In just over a week’s time, the annual Consumer Electronics Show will get under way in Las Vegas, and the world’s tech firms will fall over themselves to unveil gadgets we will want in our stockings next year.
But the reality is that the development cycle, from the drawing board to the January sale at Argos, takes a lot longer than 12 months – and many of the promised innovations will never even make it to the production line.
So a more accurate barometer for 2019 is to consider some of the products that were showcased this time last year. Those that have stayed the course thus far may be poised to finally enter the consumer mainstream.
Among the easiest to mass produce, since it is literally the size of a fingernail, is a UV exposure meter from the cosmetics firm L’Oreal, which sends information about your exposure to the sun, to an app on your phone.
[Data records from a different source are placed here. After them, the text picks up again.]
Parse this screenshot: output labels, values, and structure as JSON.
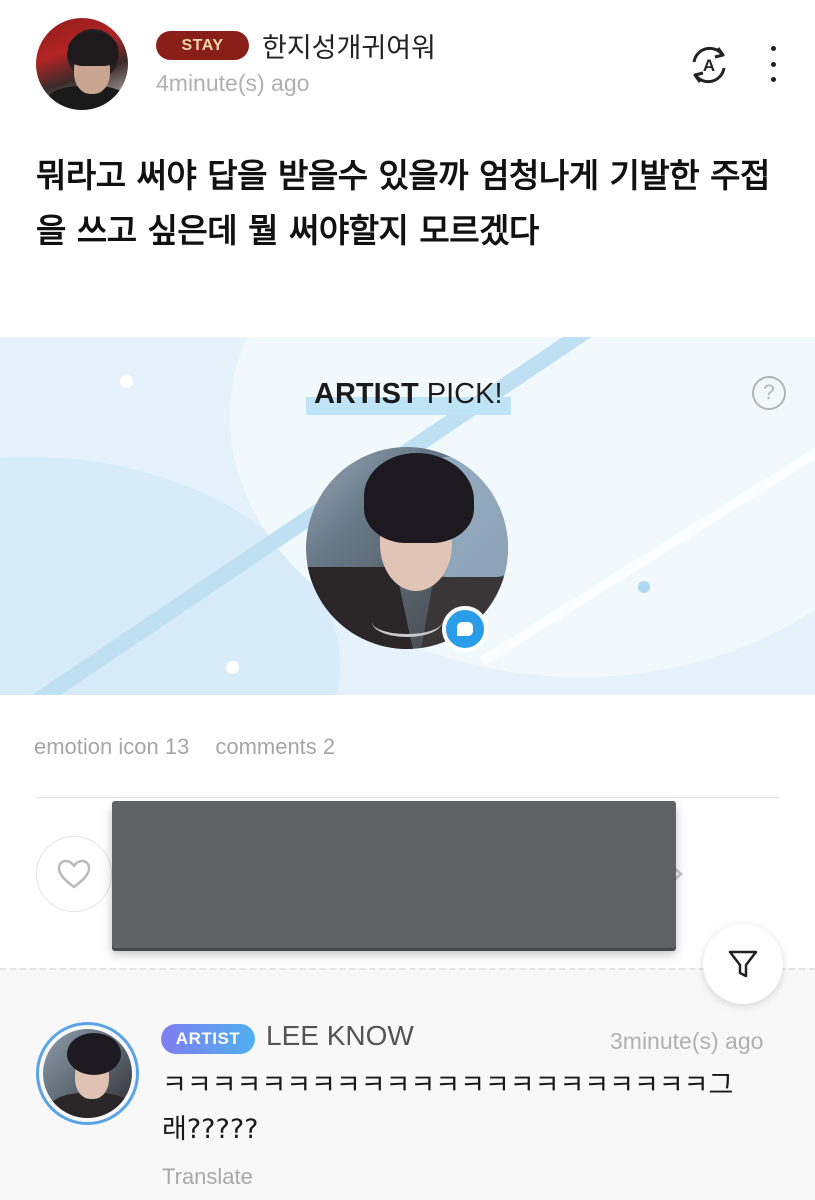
{
  "post": {
    "badge": "STAY",
    "author": "한지성개귀여워",
    "time": "4minute(s) ago",
    "body": "뭐라고 써야 답을 받을수 있을까 엄청나게 기발한 주접을 쓰고 싶은데 뭘 써야할지 모르겠다"
  },
  "artist_pick": {
    "title_bold": "ARTIST",
    "title_rest": " PICK!",
    "help": "?"
  },
  "stats": {
    "emotion": "emotion icon 13",
    "comments": "comments 2"
  },
  "comment": {
    "badge": "ARTIST",
    "name": "LEE KNOW",
    "time": "3minute(s) ago",
    "text": "ㅋㅋㅋㅋㅋㅋㅋㅋㅋㅋㅋㅋㅋㅋㅋㅋㅋㅋㅋㅋㅋㅋ그래?????",
    "translate": "Translate"
  },
  "colors": {
    "stay_badge": "#8a1f1a",
    "artist_badge_start": "#7f7ef0",
    "artist_badge_end": "#4fb0f0",
    "banner_bg": "#e5f2fb"
  },
  "icons": [
    "translate-icon",
    "more-icon",
    "help-icon",
    "chat-bubble-icon",
    "heart-icon",
    "chevron-right-icon",
    "filter-icon"
  ]
}
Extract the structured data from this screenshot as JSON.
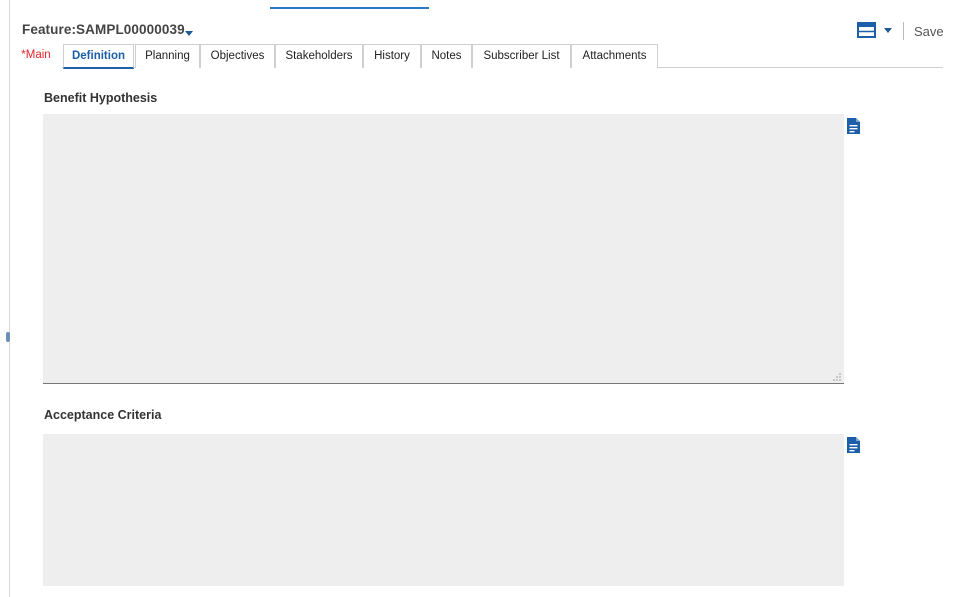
{
  "header": {
    "record_title": "Feature:SAMPL00000039",
    "title_menu_icon": "chevron-down-icon",
    "layout_icon": "layout-grid-icon",
    "layout_menu_icon": "chevron-down-icon",
    "save_label": "Save"
  },
  "tabs": [
    {
      "label": "*Main",
      "state": "required"
    },
    {
      "label": "Definition",
      "state": "active"
    },
    {
      "label": "Planning",
      "state": "normal"
    },
    {
      "label": "Objectives",
      "state": "normal"
    },
    {
      "label": "Stakeholders",
      "state": "normal"
    },
    {
      "label": "History",
      "state": "normal"
    },
    {
      "label": "Notes",
      "state": "normal"
    },
    {
      "label": "Subscriber List",
      "state": "normal"
    },
    {
      "label": "Attachments",
      "state": "normal"
    }
  ],
  "fields": {
    "benefit_hypothesis": {
      "label": "Benefit Hypothesis",
      "value": "",
      "icon": "document-icon"
    },
    "acceptance_criteria": {
      "label": "Acceptance Criteria",
      "value": "",
      "icon": "document-icon"
    }
  },
  "colors": {
    "accent": "#1c5fa8",
    "required": "#e0262d",
    "field_background": "#eeeeee"
  }
}
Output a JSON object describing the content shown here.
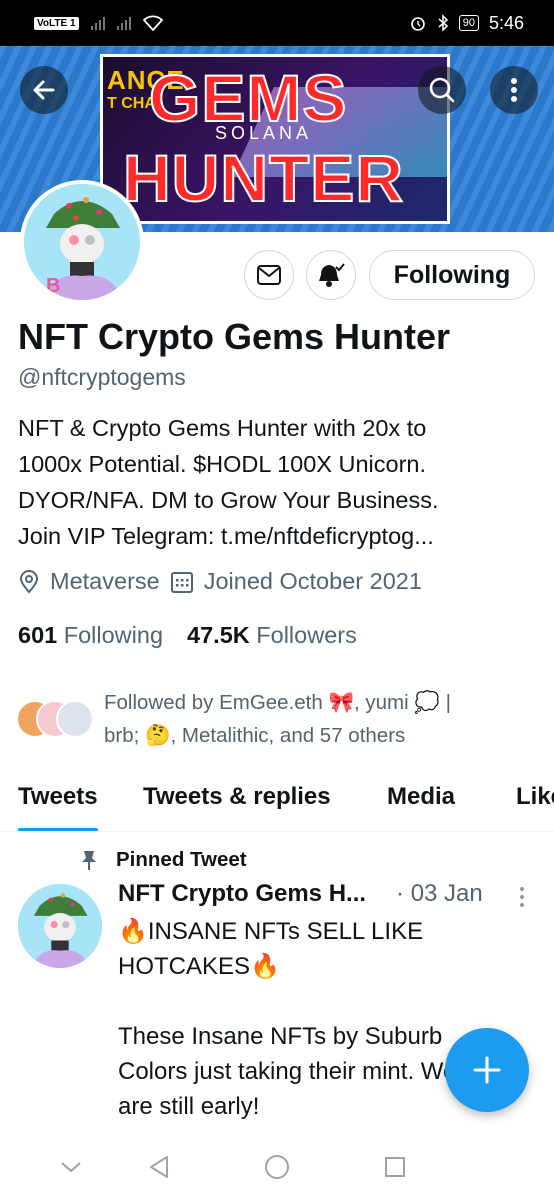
{
  "status_bar": {
    "volte": "VoLTE",
    "sim": "1",
    "battery": "90",
    "time": "5:46"
  },
  "banner": {
    "line1": "GEMS",
    "line2": "HUNTER",
    "bg_text1": "ANCE",
    "bg_text2": "T CHA",
    "bg_text3": "SOLANA"
  },
  "profile": {
    "follow_button": "Following",
    "name": "NFT Crypto Gems Hunter",
    "handle": "@nftcryptogems",
    "bio_lines": [
      "NFT & Crypto Gems Hunter with 20x to",
      "1000x Potential. $HODL 100X Unicorn.",
      "DYOR/NFA. DM to Grow Your Business.",
      "Join VIP Telegram: t.me/nftdeficryptog..."
    ],
    "location": "Metaverse",
    "joined": "Joined October 2021",
    "following_count": "601",
    "following_label": "Following",
    "followers_count": "47.5K",
    "followers_label": "Followers",
    "followed_by_line1": "Followed by EmGee.eth 🎀, yumi 💭 |",
    "followed_by_line2": "brb; 🤔, Metalithic, and 57 others"
  },
  "tabs": [
    "Tweets",
    "Tweets & replies",
    "Media",
    "Likes"
  ],
  "tweet": {
    "pinned_label": "Pinned Tweet",
    "author": "NFT Crypto Gems H...",
    "date": "· 03 Jan",
    "lines": [
      "🔥INSANE NFTs SELL LIKE",
      "HOTCAKES🔥",
      "",
      "These Insane NFTs by Suburb",
      "Colors just taking their mint. We",
      "are still early!"
    ]
  },
  "colors": {
    "accent": "#1d9bf0",
    "text": "#0f1419",
    "muted": "#536471",
    "banner_bg": "#2e7fd6"
  },
  "icons": [
    "back-arrow-icon",
    "search-icon",
    "more-vertical-icon",
    "mail-icon",
    "bell-check-icon",
    "location-pin-icon",
    "calendar-icon",
    "pin-icon",
    "plus-icon",
    "nav-back-icon",
    "nav-home-icon",
    "nav-recents-icon",
    "nav-collapse-icon"
  ]
}
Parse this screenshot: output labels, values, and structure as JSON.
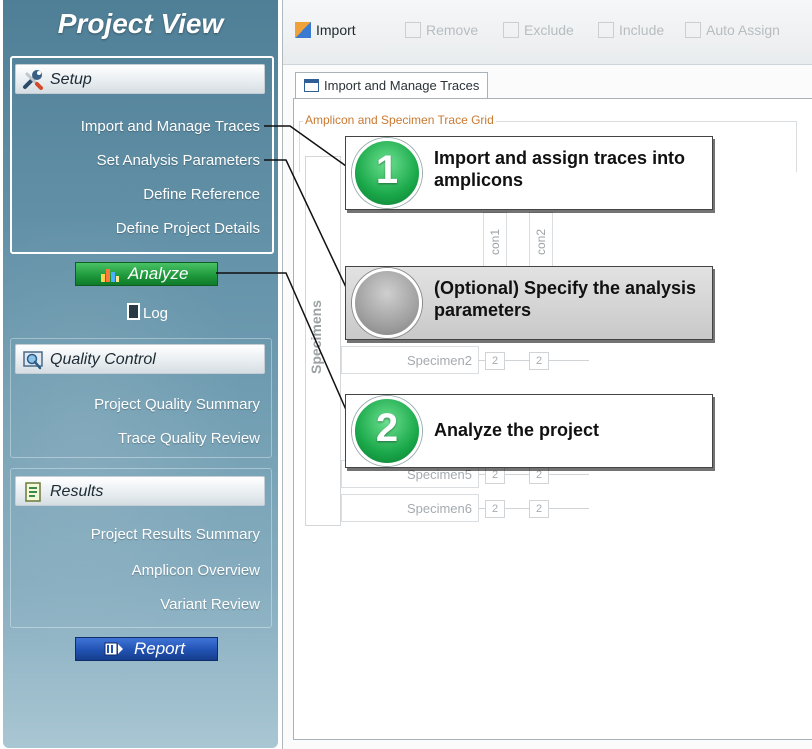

It’s one of the first examples of a retail near-field communication device – a small chip which requires no battery and which communicates with an NFC-enabled phone, in the same way as contactless payments.
L’Oreal’s UV Sense, a third of an inch in diameter, can be stuck decoratively to a fingernail or a pair of sunglasses, and will alert your phone when your exposure exceeds a pre-set level. You should see a lot of these on your holidays this summer.
Another trend likely to be in vogue from Blackpool to Benidorm is the Air Selfie drone. No need to put your phone on a stick to get a picture of yourself in front of the Tower, because with these pocket-size devices, self-portraits have become airborne.
The little quadcopter, currently around £150, is already in its second generation. It’s independent of your phone because it has its own 12-megapixel camera, and communicates with you via an app. The downside is that the battery will be flat in less than five minutes.
There is little doubt that 2019 will be the year we begin to embrace 5G phones. This fifth-generation standard for mobile communications will handle more data than is currently possible and allow the simultaneous connection of multiple devices. However, you will need a new handset and a new and more expensive 5G-specific tariff. The hardware will likely arrive a few months before the networks can handle it, so phones labelled “5G ready” will become familiar fixtures at the top of Carphone Warehouse’s range.
Back at Las Vegas, the attention is as likely to be on the car park as in the convention centre. Automotive technology has always been the Cinderella of the industry, given the longer product development cycle that cars require, but “digital cockpits” are showing signs of changing that. These are media players that can slot into any compatible dashboard and which incorporate voice activation, touch screens and even steering wheel controls. Harman, the car audio division of Samsung, is behind the latest models, but once the car makers catch up and begin including the correct dashboard mounts across their ranges, the other brands will quickly follow.
The digital cockpit’s uses are more obviously apparent than those of LG’s 65in flexible TV which disappears like a roller blind when you’re not watching it, or of Samsung’s colossal 146in model that takes over an entire wall and can double as wallpaper when there’s nothing more interesting to watch. If you thought the season for turkeys had just passed, there will be a few more where they came from next month.